By Chris Teale (Photo/Chris Teale)
Alexandria City Public Schools students and their families who live in housing owned by the Alexandria Redevelopment and Housing Authority now have access to a computer lab at the Ruby Tucker Family Center, which opened last week at a ribbon-cutting ceremony.
Donated by International Game Technology, PLC’s After School Advantage Program, the center at 322 Tancil Court in North Old Town received 10 Dell laptop computers, head- phones, mice, a color laser print- er, a wireless router, assorted learning software, chairs and room decorations.
The $15,000 donation was IGT’s 276th worldwide in a program established in 1999 to serve at-risk youth in communities where the company has offices. IGT provides government lotteries and the commercial gaming industry with various products and channels, including the Virginia Lottery, another partner in the venture.
ACPS students through the fifth grade in public housing receive after-school homework and tutoring assistance as well as other programming at the family center, which opened in 2009 and is named for the late Ruby Tucker, a civic activist and advocate on a variety of social services issues.
“Today is a shining example of our partners coming together with us to make sure that we’re providing additional resources and supports to our students,” said Schools Superintendent Alvin Crawley.
An analysis released last month by the President’s Council of Economic Advisers showed that many lower-income children still lack access to in-home broadband Internet. The CEA said that while nearly two-thirds of households in the lowest-income quintile own a computer, less than half have a home Internet subscription.
It means that many students are unable to access the Internet for homework or to communicate with their teachers and other students, which puts them at risk of falling behind on their school- work. The new computer lab is viewed as one way to combat that trend in Alexandria.
“We all know too well about the so-called ‘digital divide’ and the difficult challenges that many children face as they are unsupervised in the critical after-school hours,” said Paul Stapleton, general manager of IGT Virginia. “The divide is being closed, and after-school programs like the one here at the Ruby Tucker center is making a real difference in our children’s lives.”
At the federal level, President Barack Obama announced in July the ConnectHome program, which looks to expand the avail- ability of high-speed Internet through partnerships between communities, the private sector and the federal government.

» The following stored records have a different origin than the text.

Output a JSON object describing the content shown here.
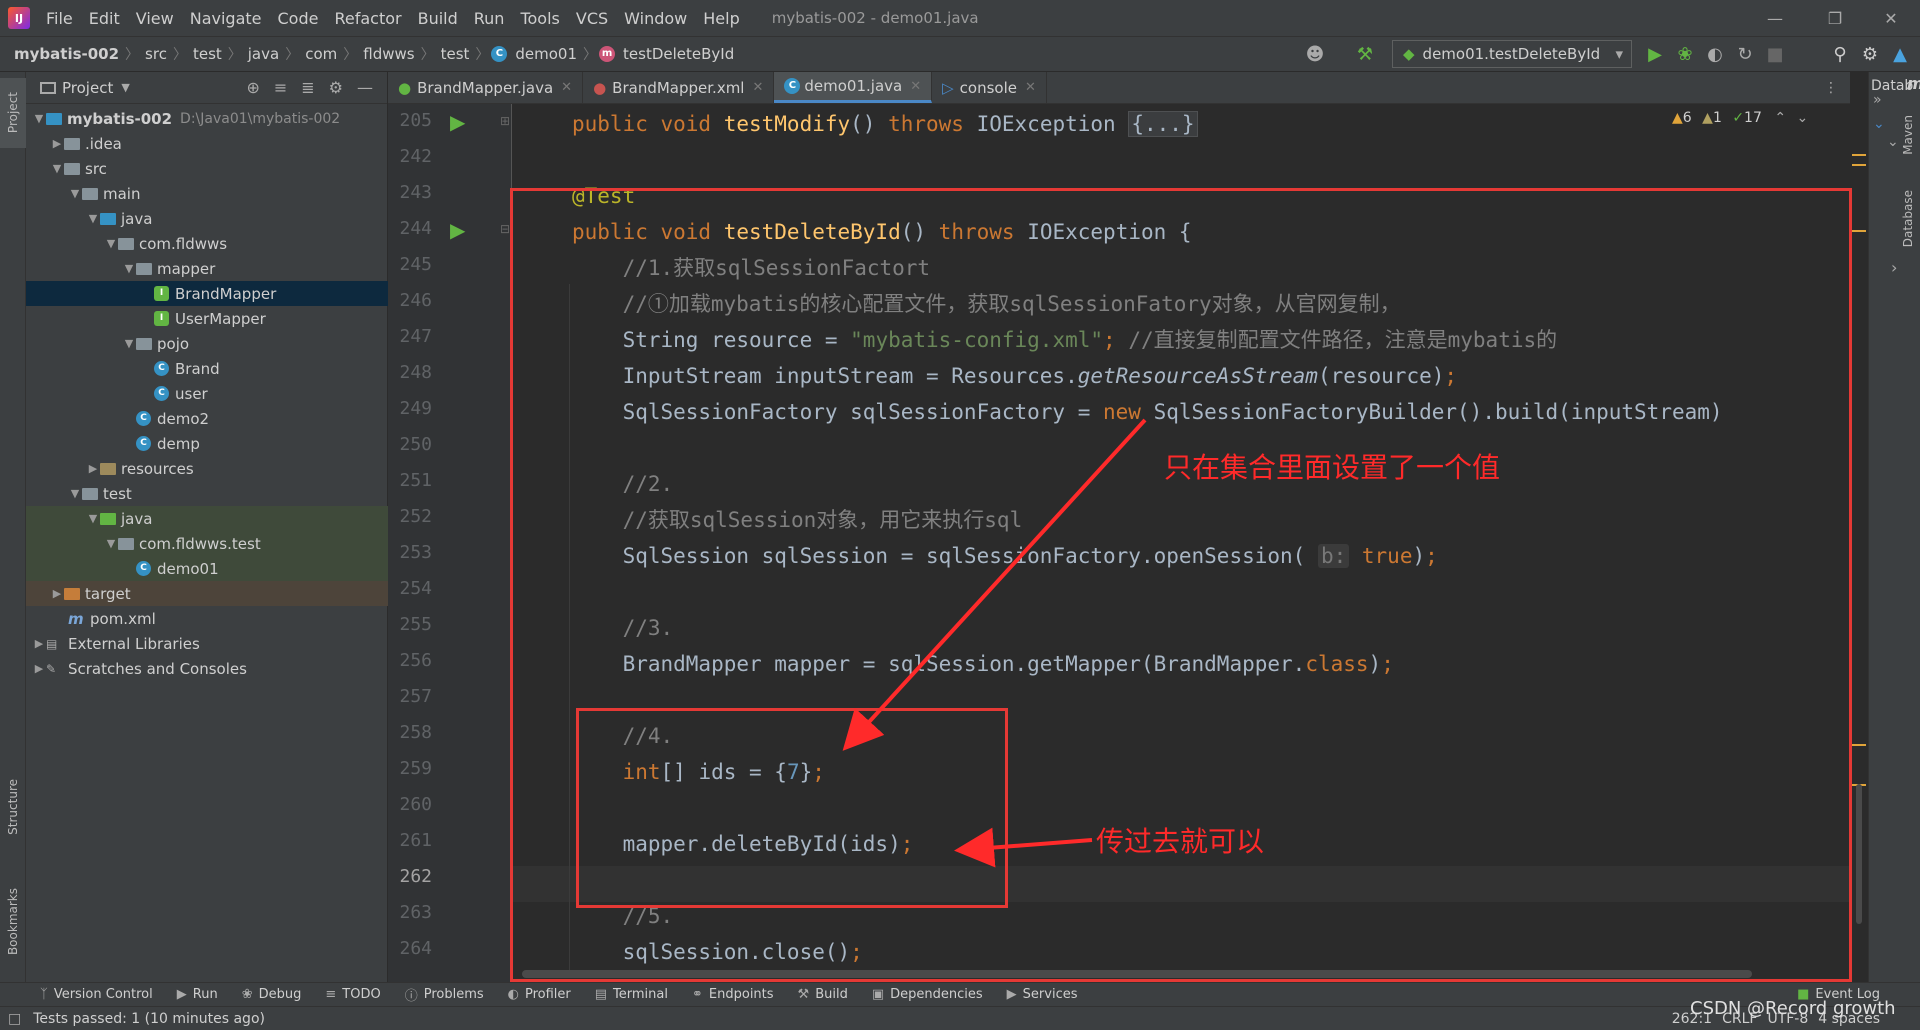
{
  "menubar": {
    "items": [
      "File",
      "Edit",
      "View",
      "Navigate",
      "Code",
      "Refactor",
      "Build",
      "Run",
      "Tools",
      "VCS",
      "Window",
      "Help"
    ],
    "window_title": "mybatis-002 - demo01.java"
  },
  "breadcrumb": {
    "project": "mybatis-002",
    "parts": [
      "src",
      "test",
      "java",
      "com",
      "fldwws",
      "test",
      "demo01",
      "testDeleteById"
    ]
  },
  "run_config": {
    "label": "demo01.testDeleteById"
  },
  "project_panel": {
    "title": "Project",
    "root_name": "mybatis-002",
    "root_path": "D:\\Java01\\mybatis-002",
    "rows": [
      {
        "label": ".idea"
      },
      {
        "label": "src"
      },
      {
        "label": "main"
      },
      {
        "label": "java"
      },
      {
        "label": "com.fldwws"
      },
      {
        "label": "mapper"
      },
      {
        "label": "BrandMapper"
      },
      {
        "label": "UserMapper"
      },
      {
        "label": "pojo"
      },
      {
        "label": "Brand"
      },
      {
        "label": "user"
      },
      {
        "label": "demo2"
      },
      {
        "label": "demp"
      },
      {
        "label": "resources"
      },
      {
        "label": "test"
      },
      {
        "label": "java"
      },
      {
        "label": "com.fldwws.test"
      },
      {
        "label": "demo01"
      },
      {
        "label": "target"
      },
      {
        "label": "pom.xml"
      },
      {
        "label": "External Libraries"
      },
      {
        "label": "Scratches and Consoles"
      }
    ]
  },
  "editor_tabs": [
    {
      "label": "BrandMapper.java"
    },
    {
      "label": "BrandMapper.xml"
    },
    {
      "label": "demo01.java"
    },
    {
      "label": "console"
    }
  ],
  "inspections": {
    "warnings": "6",
    "weak_warnings": "1",
    "typos": "17"
  },
  "line_numbers": [
    "205",
    "242",
    "243",
    "244",
    "245",
    "246",
    "247",
    "248",
    "249",
    "250",
    "251",
    "252",
    "253",
    "254",
    "255",
    "256",
    "257",
    "258",
    "259",
    "260",
    "261",
    "262",
    "263",
    "264"
  ],
  "code": {
    "l205": {
      "kw1": "public void ",
      "fn": "testModify",
      "p": "() ",
      "kw2": "throws ",
      "t": "IOException ",
      "fold": "{...}"
    },
    "l243": {
      "an": "@Test"
    },
    "l244": {
      "kw1": "public void ",
      "fn": "testDeleteById",
      "p": "() ",
      "kw2": "throws ",
      "t": "IOException {"
    },
    "l245": "    //1.获取sqlSessionFactort",
    "l246": "    //①加载mybatis的核心配置文件，获取sqlSessionFatory对象，从官网复制，",
    "l247": {
      "a": "    String resource = ",
      "s": "\"mybatis-config.xml\"",
      "k": ";",
      "c": " //直接复制配置文件路径，注意是mybatis的"
    },
    "l248": {
      "a": "    InputStream inputStream = Resources.",
      "i": "getResourceAsStream",
      "b": "(resource)",
      "k": ";"
    },
    "l249": {
      "a": "    SqlSessionFactory sqlSessionFactory = ",
      "k": "new ",
      "b": "SqlSessionFactoryBuilder().build(inputStream)"
    },
    "l251": "    //2.",
    "l252": "    //获取sqlSession对象，用它来执行sql",
    "l253": {
      "a": "    SqlSession sqlSession = sqlSessionFactory.openSession( ",
      "h": "b:",
      "k": " true",
      "b": ")",
      "s": ";"
    },
    "l255": "    //3.",
    "l256": {
      "a": "    BrandMapper mapper = sqlSession.getMapper(BrandMapper.",
      "k": "class",
      "b": ")",
      "s": ";"
    },
    "l258": "    //4.",
    "l259": {
      "k": "    int",
      "a": "[] ids = {",
      "n": "7",
      "b": "}",
      "s": ";"
    },
    "l261": {
      "a": "    mapper.deleteById(ids)",
      "s": ";"
    },
    "l263": "    //5.",
    "l264": {
      "a": "    sqlSession.close()",
      "s": ";"
    }
  },
  "annotations": {
    "label1": "只在集合里面设置了一个值",
    "label2": "传过去就可以"
  },
  "right_tools": {
    "datab": "Datab",
    "maven": "Maven",
    "database": "Database"
  },
  "left_tools": {
    "project": "Project",
    "structure": "Structure",
    "bookmarks": "Bookmarks"
  },
  "bottom_tools": [
    "Version Control",
    "Run",
    "Debug",
    "TODO",
    "Problems",
    "Profiler",
    "Terminal",
    "Endpoints",
    "Build",
    "Dependencies",
    "Services"
  ],
  "event_log": "Event Log",
  "status": {
    "message": "Tests passed: 1 (10 minutes ago)",
    "position": "262:1",
    "line_sep": "CRLF",
    "encoding": "UTF-8",
    "indent": "4 spaces"
  },
  "watermark": "CSDN @Record growth",
  "colors": {
    "accent": "#4a88c7",
    "annotation_red": "#e53935",
    "keyword": "#cc7832",
    "function": "#ffc66d",
    "comment": "#808080",
    "string": "#6a8759"
  }
}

The pilot program launched in 27 cities and one tribal nation selected by the U.S. Department of Housing and Urban Development. It initially reached more than 275,000 low-income households, and nearly 200,000 children, with the support they need to ac- cess the Internet at home.
Closer to home, officials said that the new computer lab hopefully will inspire a new generation. Addressing approximately 20 local students who live in the vicinity and were using the lab before and after the ceremony, ARHA CEO Roy Priest said its benefits could be far-reaching.
“The next I.T. genius, the next Mr. [Bill] Gates or Mrs. Gates is sitting right out there,” Priest said. “The inspiration for that may come right out of this center.”
Priest said that with up-to-date technology available at the computer lab, students will have opportunities they may not otherwise have been exposed to.
“From working on improved technology, being able to go to school having been exposed to the latest in technology is going to enhance their ability to be even better students than they are right now,” Priest said.
Gaynelle Diaz, center director at ARHA, said its focus is on fostering community and caring for each other, as well as being a place for what she described as “educating, enrichment and empowerment.” Diaz said connecting students at home with what they are learning in school will support learning at home and help them work even harder to achieve their dreams. She said the number of stakeholders in this project show how important partnerships are.
“I just think it’s the best example of how it takes a village to raise our kids together,” she said.
Deborah Tyler, a granddaughter of Tucker who now works at ACPS, challenged students at the new lab to use the new technology for positive change in their lives and the lives of others. She said doing so would be in keeping with her grandmother’s legacy.
“You are the key to our success,” Tyler said. “Our key to success rests in people like you, who embody the spirit of great- ness by saying, ‘Yes I can, yes you can too.’”
Crawley said it is imperative to have a strong support structure in place for students beyond school, and relationships with partner organizations are critical in this effort. He said the new computer lab is a good step.
“This is about ensuring that every student, no matter where they live, has access to the tools they need to learn both in and out of school,” he said. “The words, ‘Every Student Succeeds’ are simple — but it is not a simple matter to put this into practice.”